The control throws were set up per the manual and I added 30% exponential to all of the control surfaces. After powering up, the gear switch needs to be cycled with the model held off of the table before it will arm. The instruction video says to wait 10 seconds, but mine doesn’t arm unless I pick it up and flip the switch once.
The building time is longer than many ARF kits because of the amount of soldering required to wire up two motors and ESCs. I easily put 10 to 12 solid hours into constructing the Hawkeye, with two of those being the decal application. Although anyone with ARF building experience can follow the video and build this model, it isn’t a quick build.
With smooth application of the throttle, the E-2 lifted off after a surprisingly short takeoff roll and was airborne before I was much past half power. Climbout was smooth and it really looked great when the gear retracted and the aircraft cleaned up. The Hawkeye needed some up-trim (which wasn’t surprising because I was on the forward edge of the center-of-gravity range) and some left aileron trim.
After I had the Hawkeye trimmed out, I made a few passes for the camera. The twin engines and scale propellers made the pleasing sound that only a twin can make, and the combination of the sounds of the propellers and the air over the fuselage give the Hawkeye a turboprop-like sound. Nothing sounds like a turbine engine but a turbine, but this sounds better than any combustion-powered model.
The Hawkeye requires the pilot to use rudder in the turns or it will appear to drag its tail. This is nothing unusual for a scale airplane, and leading the turn with a bit of rudder makes the Hawkeye look quite scalelike in the air.
Given that the airplane is relatively lightweight, I was pleasantly surprised at how smoothly it flew. Even when the wind started to pick up, it still tracked well. I probably wouldn’t fly it in gusty conditions, but it was quite smooth in flight.
With the timer set for 3 minutes, a few flights determined that with scalelike flying, most of which is done at approximately half throttle, and 4-minute flight times are a safe average.
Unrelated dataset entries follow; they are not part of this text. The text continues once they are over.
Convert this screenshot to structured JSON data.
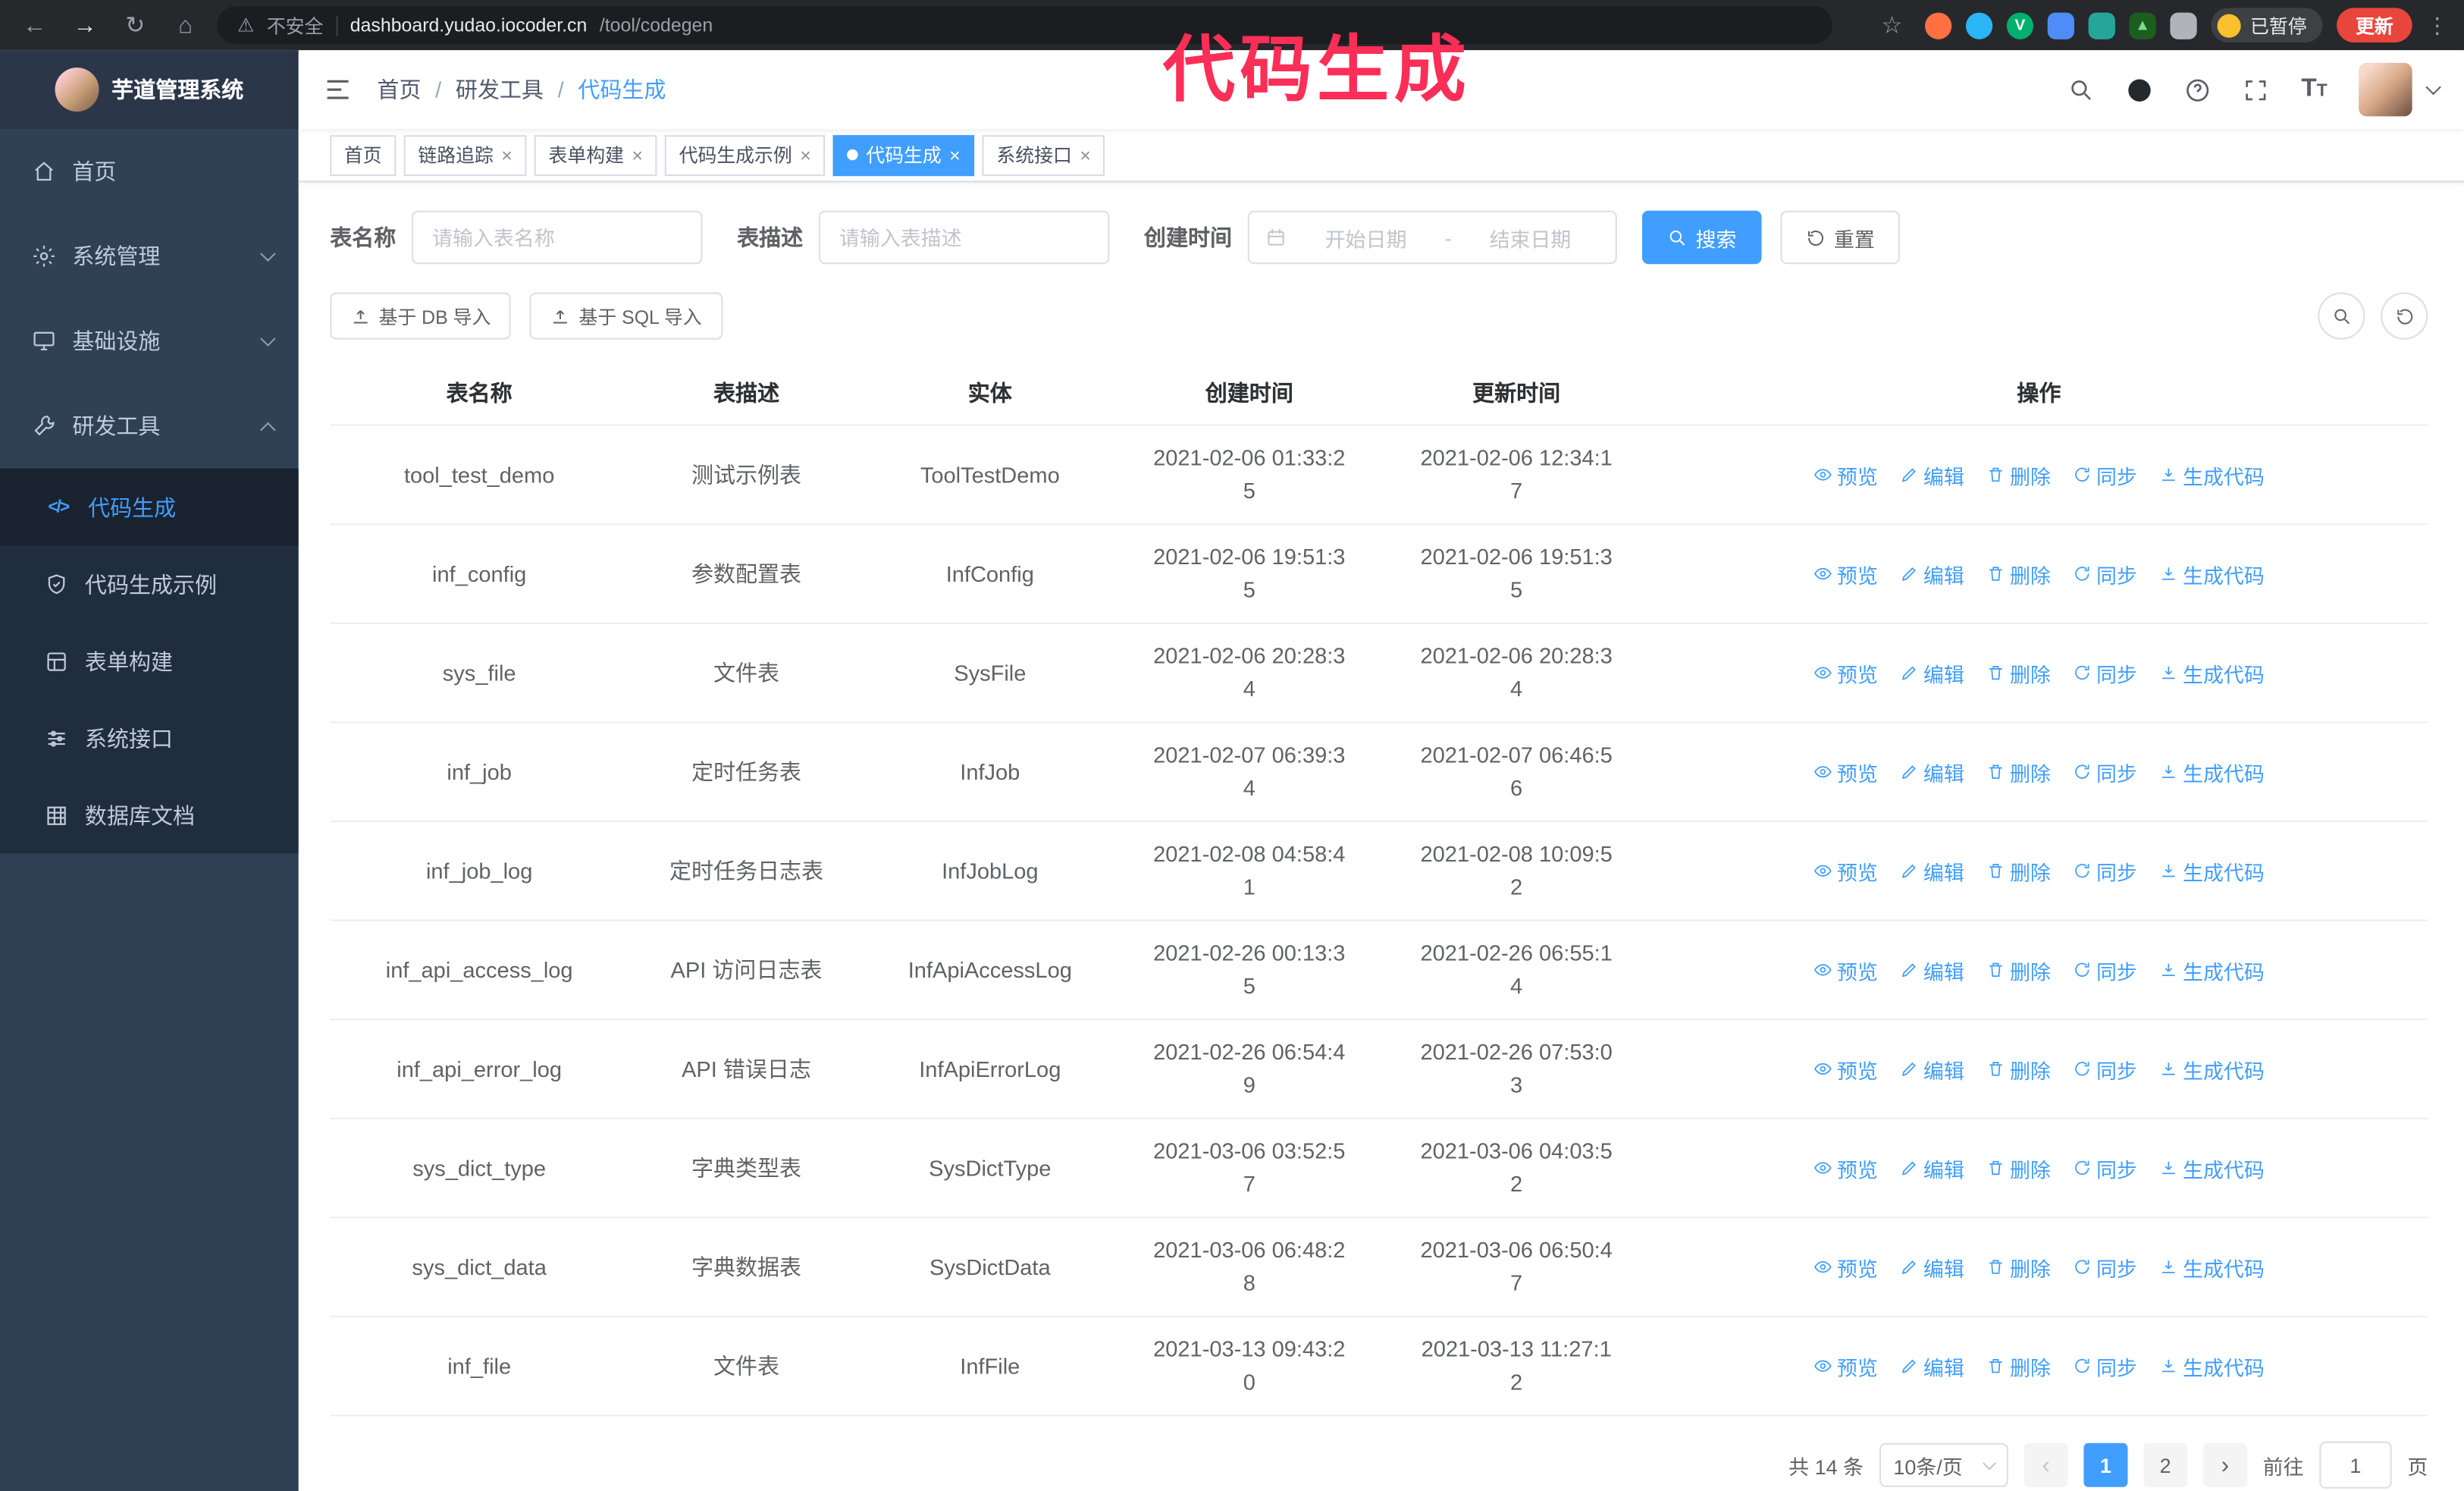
{
  "annotation": {
    "text": "代码生成",
    "color": "#fb2e57"
  },
  "theme": {
    "accent": "#409eff",
    "sidebar_bg": "#304156",
    "submenu_bg": "#1f2d3d",
    "active_tab_bg": "#409eff"
  },
  "browser": {
    "secure_label": "不安全",
    "url_host": "dashboard.yudao.iocoder.cn",
    "url_path": "/tool/codegen",
    "paused_badge": "已暂停",
    "update_button": "更新"
  },
  "sidebar": {
    "logo_title": "芋道管理系统",
    "items": [
      {
        "label": "首页"
      },
      {
        "label": "系统管理"
      },
      {
        "label": "基础设施"
      },
      {
        "label": "研发工具"
      }
    ],
    "sub_items": [
      {
        "label": "代码生成"
      },
      {
        "label": "代码生成示例"
      },
      {
        "label": "表单构建"
      },
      {
        "label": "系统接口"
      },
      {
        "label": "数据库文档"
      }
    ]
  },
  "header": {
    "breadcrumb": [
      "首页",
      "研发工具",
      "代码生成"
    ],
    "separator": "/"
  },
  "tabs": [
    {
      "label": "首页"
    },
    {
      "label": "链路追踪"
    },
    {
      "label": "表单构建"
    },
    {
      "label": "代码生成示例"
    },
    {
      "label": "代码生成"
    },
    {
      "label": "系统接口"
    }
  ],
  "filters": {
    "table_name_label": "表名称",
    "table_name_placeholder": "请输入表名称",
    "table_desc_label": "表描述",
    "table_desc_placeholder": "请输入表描述",
    "create_time_label": "创建时间",
    "date_start_placeholder": "开始日期",
    "date_separator": "-",
    "date_end_placeholder": "结束日期",
    "search_button": "搜索",
    "reset_button": "重置"
  },
  "toolbar": {
    "import_db": "基于 DB 导入",
    "import_sql": "基于 SQL 导入"
  },
  "table": {
    "columns": [
      "表名称",
      "表描述",
      "实体",
      "创建时间",
      "更新时间",
      "操作"
    ],
    "actions": [
      "预览",
      "编辑",
      "删除",
      "同步",
      "生成代码"
    ],
    "rows": [
      {
        "name": "tool_test_demo",
        "desc": "测试示例表",
        "entity": "ToolTestDemo",
        "created": "2021-02-06 01:33:25",
        "updated": "2021-02-06 12:34:17"
      },
      {
        "name": "inf_config",
        "desc": "参数配置表",
        "entity": "InfConfig",
        "created": "2021-02-06 19:51:35",
        "updated": "2021-02-06 19:51:35"
      },
      {
        "name": "sys_file",
        "desc": "文件表",
        "entity": "SysFile",
        "created": "2021-02-06 20:28:34",
        "updated": "2021-02-06 20:28:34"
      },
      {
        "name": "inf_job",
        "desc": "定时任务表",
        "entity": "InfJob",
        "created": "2021-02-07 06:39:34",
        "updated": "2021-02-07 06:46:56"
      },
      {
        "name": "inf_job_log",
        "desc": "定时任务日志表",
        "entity": "InfJobLog",
        "created": "2021-02-08 04:58:41",
        "updated": "2021-02-08 10:09:52"
      },
      {
        "name": "inf_api_access_log",
        "desc": "API 访问日志表",
        "entity": "InfApiAccessLog",
        "created": "2021-02-26 00:13:35",
        "updated": "2021-02-26 06:55:14"
      },
      {
        "name": "inf_api_error_log",
        "desc": "API 错误日志",
        "entity": "InfApiErrorLog",
        "created": "2021-02-26 06:54:49",
        "updated": "2021-02-26 07:53:03"
      },
      {
        "name": "sys_dict_type",
        "desc": "字典类型表",
        "entity": "SysDictType",
        "created": "2021-03-06 03:52:57",
        "updated": "2021-03-06 04:03:52"
      },
      {
        "name": "sys_dict_data",
        "desc": "字典数据表",
        "entity": "SysDictData",
        "created": "2021-03-06 06:48:28",
        "updated": "2021-03-06 06:50:47"
      },
      {
        "name": "inf_file",
        "desc": "文件表",
        "entity": "InfFile",
        "created": "2021-03-13 09:43:20",
        "updated": "2021-03-13 11:27:12"
      }
    ]
  },
  "pagination": {
    "total": "共 14 条",
    "page_size": "10条/页",
    "pages": [
      "1",
      "2"
    ],
    "active_page": "1",
    "goto_label": "前往",
    "goto_value": "1",
    "goto_suffix": "页"
  }
}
The Hawkeye is an unusual and neat-looking subject for a scale model and Maxford USA has brought the only E-2 model that I’m aware of to the market. My full-scale experience with the Hawkeye made this project that much more special. I am looking forward to hearing the comments when I bring it to my next warbird fly-in.